Friday, February 3, 2012

Harold Rhode: The Iranians think the way they do. Whatever we do, we have to use THEIR context in which to understand it.

Harold Rhode, whose opinions I quoted in my July 27 blog entry, elaborates further in the Jerusalem Post  article by Oren  Kessler Fight against Iran nukes stymied by cultural gaps


According to Rhode, Iran’s current leaders “believe that if they provoke a conflagration, their hidden imam, the mahdi, will return to save them. So Mutually Assured Destruction – MAD – that we used effectively with the Soviets is an incentive and an inducement, not a deterrent.”
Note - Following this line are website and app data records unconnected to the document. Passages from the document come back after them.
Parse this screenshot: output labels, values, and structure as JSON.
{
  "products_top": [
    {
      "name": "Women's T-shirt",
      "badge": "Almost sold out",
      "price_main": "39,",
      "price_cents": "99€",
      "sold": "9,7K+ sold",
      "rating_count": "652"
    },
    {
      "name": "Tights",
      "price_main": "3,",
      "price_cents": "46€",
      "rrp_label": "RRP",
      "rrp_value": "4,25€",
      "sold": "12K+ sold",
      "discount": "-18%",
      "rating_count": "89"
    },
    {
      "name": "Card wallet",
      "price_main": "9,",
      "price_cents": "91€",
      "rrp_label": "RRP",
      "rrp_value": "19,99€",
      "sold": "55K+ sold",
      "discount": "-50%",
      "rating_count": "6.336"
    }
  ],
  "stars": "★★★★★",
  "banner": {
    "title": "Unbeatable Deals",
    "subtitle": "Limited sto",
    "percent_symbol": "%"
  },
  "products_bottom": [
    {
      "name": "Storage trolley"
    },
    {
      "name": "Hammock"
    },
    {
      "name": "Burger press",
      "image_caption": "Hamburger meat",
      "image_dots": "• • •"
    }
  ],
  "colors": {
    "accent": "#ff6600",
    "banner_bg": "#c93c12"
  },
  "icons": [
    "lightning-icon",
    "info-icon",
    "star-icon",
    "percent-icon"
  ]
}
The Iranians think the way they do. Whatever we do, we have to use their context in which to understand it – they don’t think like Chinese or like Americans,” he said. “It is dangerous when you apply your mentality to try to understand another culture.”
In the Middle East, he said, “until you win, you show your enemies no mercy. But when you have them at your mercy, you must be magnanimous. There’s unfortunately no such thing as a win-win situation in the Middle East. Confidence-building measures are interpreted as weakness. You talk after you’ve won; if you do so beforehand, it is seen as weakness.”
In Iraq, he said, “we kept trying to appeal to Saddam. But in a culture based on honor and shame, he had no way to back down short of his own death,” Rhode said.
“In the languages of the Middle East, the concept for compromise doesn’t exist – at least not as we understand it.... Instead, one who compromises is said to have brought ’aib, or shame, on himself. That’s why the Middle East is always in a state of tension,” he explained.
“We talk about shalom and salaam and figure they mean the same thing,” he continued. “But in Arabic, ‘salaam’ is generally viewed to mean the joy one gets from submitting to Allah’s will through Islam. That’s not what peace is, to the best of my knowledge.”


Harold Rhode got it right.  While many understand the danger of a renegade country
acquiring nuclear weapons, cultural differences prevents them from comprehending that with Iran in particular the danger is worse by an order of magnitude.  To look forward to a global cataclysm  is too weird a concept for a western mind to seriously contemplate..

The day of the Israeli preemptive strike against the Iranian nuclear facilities seems to be approaching. All of a sudden at the Herzliya Conference there have been a number of speakers on Iran. Defense Minister Ehud Barak, Vice Premier Moshe Ya’alon, IDF Chief of Staff Lt-Gen. Benny Gantz, head of Military Intelligence Maj.-Gen Aviv Kochavi.  Apparently, Israel’s leadership, like Harold Rhode, understand the essence of the problem much better that their counterparts in Europe and the media - the Iranians cannot be deterred. Preemption is the only way.